In what was seen as a preemptive strike in the face of a weakening economy, Gov. Rendell yesterday ordered an array of austerity measures aimed at saving $200 million from this year's state budget.
Rendell put into effect an immediate hiring freeze and a ban on all out-of-state travel by state workers and officials. He directed cabinet secretaries to trim their budgets by 4.25 percent but stressed that spending on public safety, health, social services and education would not be affected.
Rendell said the moves were needed to maintain a balanced budget as the weakening national economy starts to affect Pennsylvania. Money saved will be placed into a reserve fund, he said.
"To make sure the commonwealth's budget remains in balance, we need to reduce spending now," Rendell said.
The hiring freeze will leave about 5,000 vacant state jobs unfilled, said Rendell.
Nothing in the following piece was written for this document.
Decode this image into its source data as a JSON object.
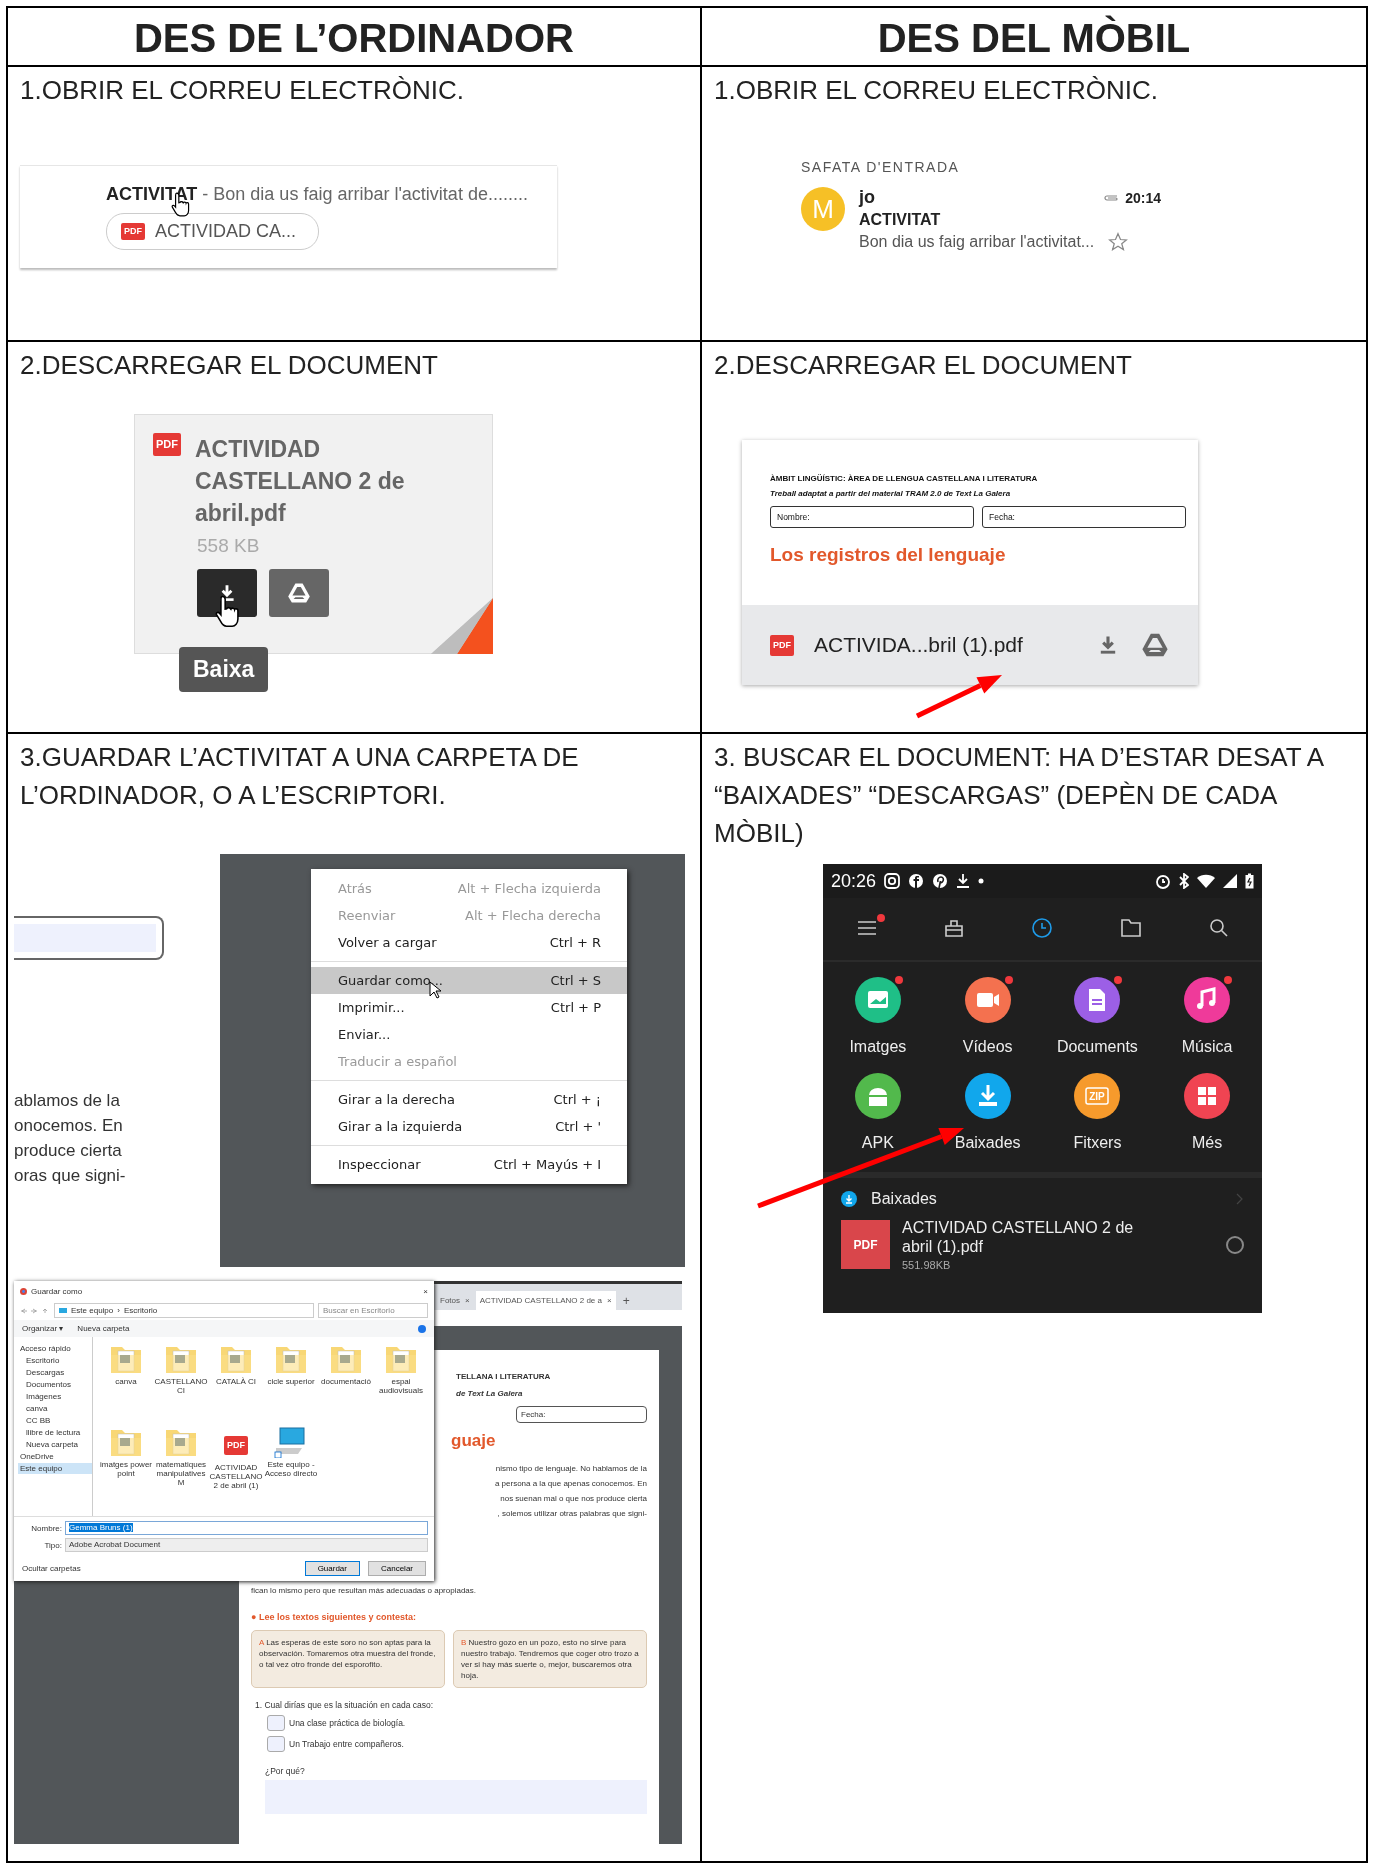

The travel ban applies to state employees, board members and commissioners.
David R. Fillman, executive director of Council 13 of the American Federation of State, County and Municipal Employees, which represents some state workers, said: "We're pleased that the governor is looking forward, to try to put some type of surplus in place. We do want to see what kind of a hiring freeze that is, and what type of positions would be frozen."
Fillman pointed out that Rendell's order did not call for layoffs, as has happened in other states that are facing economic stresses.
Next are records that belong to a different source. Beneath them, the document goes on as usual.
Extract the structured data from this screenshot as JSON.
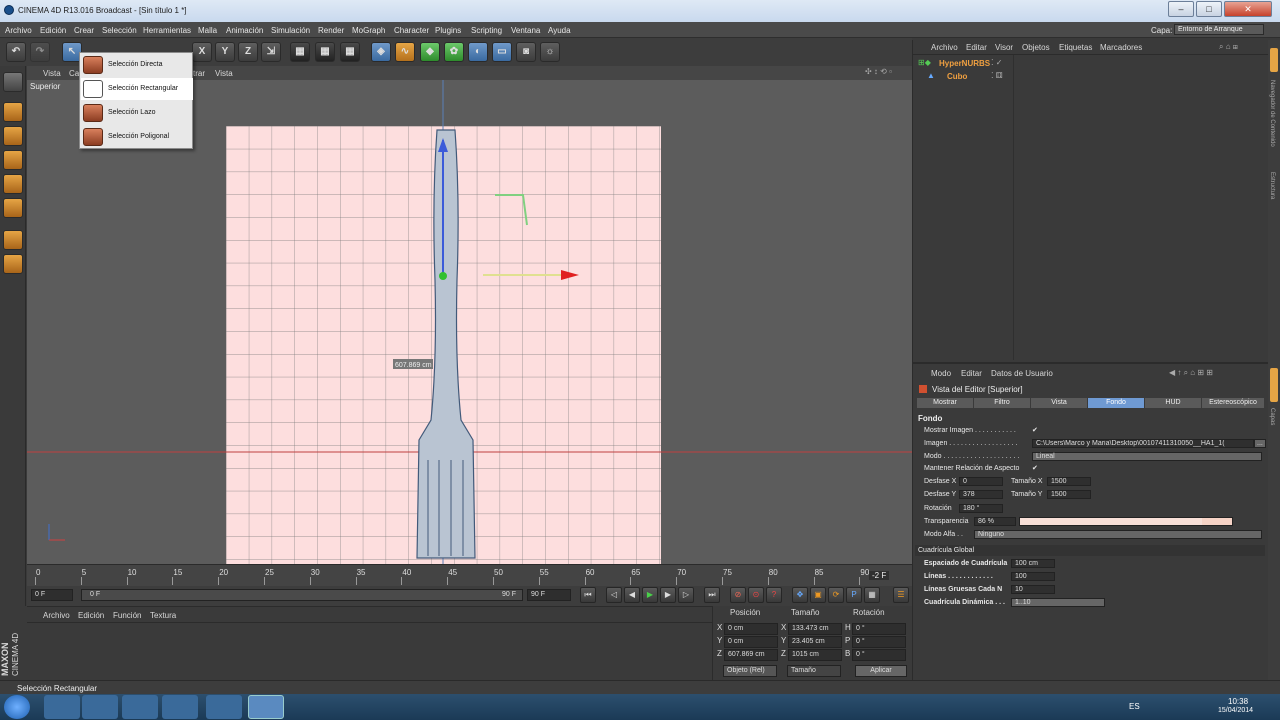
{
  "window": {
    "title": "CINEMA 4D R13.016 Broadcast - [Sin título 1 *]",
    "minimize": "–",
    "maximize": "□",
    "close": "✕"
  },
  "menubar": [
    "Archivo",
    "Edición",
    "Crear",
    "Selección",
    "Herramientas",
    "Malla",
    "Animación",
    "Simulación",
    "Render",
    "MoGraph",
    "Character",
    "Plugins",
    "Scripting",
    "Ventana",
    "Ayuda"
  ],
  "layout": {
    "label": "Capa:",
    "value": "Entorno de Arranque"
  },
  "toolbar": {
    "x_label": "X",
    "y_label": "Y",
    "z_label": "Z"
  },
  "viewport": {
    "menu": [
      "Vista",
      "Ca",
      "trar",
      "Vista"
    ],
    "name": "Superior",
    "measure": "607.869 cm"
  },
  "dropdown": {
    "items": [
      "Selección Directa",
      "Selección Rectangular",
      "Selección Lazo",
      "Selección Poligonal"
    ],
    "highlighted": 1
  },
  "timeline": {
    "ticks": [
      "0",
      "5",
      "10",
      "15",
      "20",
      "25",
      "30",
      "35",
      "40",
      "45",
      "50",
      "55",
      "60",
      "65",
      "70",
      "75",
      "80",
      "85",
      "90"
    ],
    "current": "-2 F"
  },
  "transport": {
    "start_field": "0 F",
    "slider_start": "0 F",
    "slider_end": "90 F",
    "end_field": "90 F"
  },
  "material_manager": {
    "menu": [
      "Archivo",
      "Edición",
      "Función",
      "Textura"
    ]
  },
  "brand": {
    "line1": "MAXON",
    "line2": "CINEMA 4D"
  },
  "coordinates": {
    "headers": [
      "Posición",
      "Tamaño",
      "Rotación"
    ],
    "rows": [
      {
        "axis": "X",
        "pos": "0 cm",
        "size_axis": "X",
        "size": "133.473 cm",
        "rot_axis": "H",
        "rot": "0 °"
      },
      {
        "axis": "Y",
        "pos": "0 cm",
        "size_axis": "Y",
        "size": "23.405 cm",
        "rot_axis": "P",
        "rot": "0 °"
      },
      {
        "axis": "Z",
        "pos": "607.869 cm",
        "size_axis": "Z",
        "size": "1015 cm",
        "rot_axis": "B",
        "rot": "0 °"
      }
    ],
    "mode": "Objeto (Rel)",
    "size_mode": "Tamaño",
    "apply": "Aplicar"
  },
  "object_manager": {
    "menu": [
      "Archivo",
      "Editar",
      "Visor",
      "Objetos",
      "Etiquetas",
      "Marcadores"
    ],
    "objects": [
      {
        "name": "HyperNURBS",
        "color": "#f0a040"
      },
      {
        "name": "Cubo",
        "color": "#f0a040"
      }
    ]
  },
  "side_tabs": [
    "Navegador de Contenido",
    "Estructura",
    "Capas"
  ],
  "attributes": {
    "menu": [
      "Modo",
      "Editar",
      "Datos de Usuario"
    ],
    "title": "Vista del Editor [Superior]",
    "tabs": [
      "Mostrar",
      "Filtro",
      "Vista",
      "Fondo",
      "HUD",
      "Estereoscópico"
    ],
    "active_tab": 3,
    "section": "Fondo",
    "show_image": {
      "label": "Mostrar Imagen . . . . . . . . . . .",
      "value": "✔"
    },
    "image": {
      "label": "Imagen . . . . . . . . . . . . . . . . . .",
      "value": "C:\\Users\\Marco y Maria\\Desktop\\00107411310050__HA1_1(",
      "button": "..."
    },
    "mode": {
      "label": "Modo . . . . . . . . . . . . . . . . . . . .",
      "value": "Lineal"
    },
    "keep_ratio": {
      "label": "Mantener Relación de Aspecto",
      "value": "✔"
    },
    "offset_x": {
      "label": "Desfase X",
      "value": "0"
    },
    "size_x": {
      "label": "Tamaño X",
      "value": "1500"
    },
    "offset_y": {
      "label": "Desfase Y",
      "value": "378"
    },
    "size_y": {
      "label": "Tamaño Y",
      "value": "1500"
    },
    "rotation": {
      "label": "Rotación",
      "value": "180 °"
    },
    "transparency": {
      "label": "Transparencia",
      "value": "86 %",
      "fraction": 0.86
    },
    "alpha": {
      "label": "Modo Alfa . .",
      "value": "Ninguno"
    },
    "grid_section": "Cuadrícula Global",
    "grid_spacing": {
      "label": "Espaciado de Cuadrícula",
      "value": "100 cm"
    },
    "lines": {
      "label": "Líneas . . . . . . . . . . . .",
      "value": "100"
    },
    "thick_lines": {
      "label": "Líneas Gruesas Cada N",
      "value": "10"
    },
    "dynamic_grid": {
      "label": "Cuadrícula Dinámica . . .",
      "value": "1..10"
    }
  },
  "status": "Selección Rectangular",
  "taskbar": {
    "lang": "ES",
    "time": "10:38",
    "date": "15/04/2014"
  },
  "colors": {
    "accent": "#6f9ad3",
    "bg_image": "#fddede",
    "ground_line": "#c04040"
  }
}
Rendell's order was not meant to fill a gap in the $28 billion state budget, but was a precaution to ensure that the state does not incur a deficit for the 2008-09 fiscal year, a spokesman said.
The announcement of the tightening moves came in a statement released late yesterday by the Governor's Office, and followed two days of volatility in the stock market and uncertainty on Wall Street.
Pennsylvania's unemployment rate rose to 5.4 percent in July, and revenue collections through August are 3.3 percent below projections.
That sluggish trend is continuing, based on collections for the first two weeks of September, Rendell said.
The current budget draws heavily on one-time dollars from tapped surpluses and relies on the state's postponing certain payments. Senate officials in July projected that a $1 billion deficit could pile up in the next 12 months and force additional cuts or tax increases.
"I know these changes will make it harder for our agencies to do the excellent work they do each day for the citizens of Pennsylvania, and they will place an even greater burden on our dedicated commonwealth workforce," Rendell said in the statement, "but I am asking all commonwealth employees to pull together during this difficult time. We are making these adjustments to safeguard the commonwealth's financial stability in the coming months."
According to Rendell's release, 13 other states are reporting new budget shortfalls just two months after enacting budgets.